If you believe that your music is good enough to be released commercially, you can approach a label to handle your project.
When you license your music to a third-party (in this case a record label) you are basically giving them permission to sell your music on your behalf.
The label will design the sleeve, market and distribute your music using their resources, channels and infrastructure.
The advantage of taking this approach is that you can gain a following much quicker than you would on your own. But that also depends on the stature of the label and/or artist pushing your product.
If your biggest strength is in the studio and you don’t have the temperament to market and distribute your music, licensing is something you should look into.
Sometimes labels are too busy and consumed with their projects. So chances are you might knock on their doors only to get turned down.
But don’t take it personally.
Why don’t you do it yourself?
If that sounds like music to your ears (pun intended), believe me it can be done!
Before you self-distribute your music, there are a couple of things that you need to know.
Even though you might not have a “record deal” but technically you are the label.
The digital distributor will require your company name.
But don’t rush off to register a formal company just yet.

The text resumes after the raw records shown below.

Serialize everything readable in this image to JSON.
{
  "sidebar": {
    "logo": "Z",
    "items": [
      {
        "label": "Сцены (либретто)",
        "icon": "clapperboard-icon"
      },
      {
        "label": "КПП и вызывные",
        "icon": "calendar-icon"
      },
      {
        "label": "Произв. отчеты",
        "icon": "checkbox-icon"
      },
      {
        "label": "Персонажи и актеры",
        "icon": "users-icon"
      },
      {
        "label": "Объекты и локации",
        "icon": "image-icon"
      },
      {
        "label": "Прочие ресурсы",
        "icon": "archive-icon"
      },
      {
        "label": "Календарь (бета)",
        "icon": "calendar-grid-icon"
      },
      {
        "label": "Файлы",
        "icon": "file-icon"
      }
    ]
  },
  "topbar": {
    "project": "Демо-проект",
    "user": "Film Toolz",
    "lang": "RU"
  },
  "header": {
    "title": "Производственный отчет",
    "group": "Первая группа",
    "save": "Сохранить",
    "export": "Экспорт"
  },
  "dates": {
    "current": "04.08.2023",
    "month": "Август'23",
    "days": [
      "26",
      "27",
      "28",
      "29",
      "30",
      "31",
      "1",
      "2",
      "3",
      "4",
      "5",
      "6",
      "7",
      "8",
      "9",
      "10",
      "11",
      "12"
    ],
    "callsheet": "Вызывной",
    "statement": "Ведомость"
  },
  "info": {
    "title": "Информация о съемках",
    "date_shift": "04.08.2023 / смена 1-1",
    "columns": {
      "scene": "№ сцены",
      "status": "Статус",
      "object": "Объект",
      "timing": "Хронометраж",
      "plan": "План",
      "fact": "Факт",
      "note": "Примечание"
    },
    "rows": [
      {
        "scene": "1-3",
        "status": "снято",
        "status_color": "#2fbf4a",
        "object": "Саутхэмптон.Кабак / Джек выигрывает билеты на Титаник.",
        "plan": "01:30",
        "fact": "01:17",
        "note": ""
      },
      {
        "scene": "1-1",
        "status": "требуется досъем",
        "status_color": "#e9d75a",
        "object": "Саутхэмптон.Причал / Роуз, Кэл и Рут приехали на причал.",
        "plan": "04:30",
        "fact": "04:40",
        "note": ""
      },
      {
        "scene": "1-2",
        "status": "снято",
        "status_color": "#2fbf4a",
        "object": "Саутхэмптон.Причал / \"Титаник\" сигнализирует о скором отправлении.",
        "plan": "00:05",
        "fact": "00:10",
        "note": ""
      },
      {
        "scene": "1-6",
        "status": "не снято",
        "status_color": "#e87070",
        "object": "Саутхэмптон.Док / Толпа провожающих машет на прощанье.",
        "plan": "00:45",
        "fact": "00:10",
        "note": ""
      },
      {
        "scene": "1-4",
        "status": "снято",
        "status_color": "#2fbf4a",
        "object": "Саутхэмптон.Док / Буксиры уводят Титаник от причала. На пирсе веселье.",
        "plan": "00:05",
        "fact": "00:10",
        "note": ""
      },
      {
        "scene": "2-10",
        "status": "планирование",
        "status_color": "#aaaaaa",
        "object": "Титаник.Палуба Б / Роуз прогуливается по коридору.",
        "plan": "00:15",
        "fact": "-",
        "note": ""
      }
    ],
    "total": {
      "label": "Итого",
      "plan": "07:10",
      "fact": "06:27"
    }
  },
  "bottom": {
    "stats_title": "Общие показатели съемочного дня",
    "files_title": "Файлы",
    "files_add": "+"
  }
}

For now, a trading name will do. You can come up with a trading name on the spot and use that for now.
A trading name can be something like this: David Jones Productions or DJ Productions
For now, you are just testing waters and trying to get the hang of this. You can make changes and upscale as you go.
Teaming up with a reliable digital distributor is important though. A good distributor will ensure that your music is available in major retailers, collect your royalties from stores and send you statements in a timely fashion.
There are different avenues to sell your music online. But it all starts with a plan of action.
I included the above points because I experienced better success using some of those strategies when I was promoting artists.
Some channels work better than others but there is no better method or formula per se. You just have to experiment and find out what works for you.
Have you managed to sell your music online successfully? Share your success stories, tips and advice on the comment box below.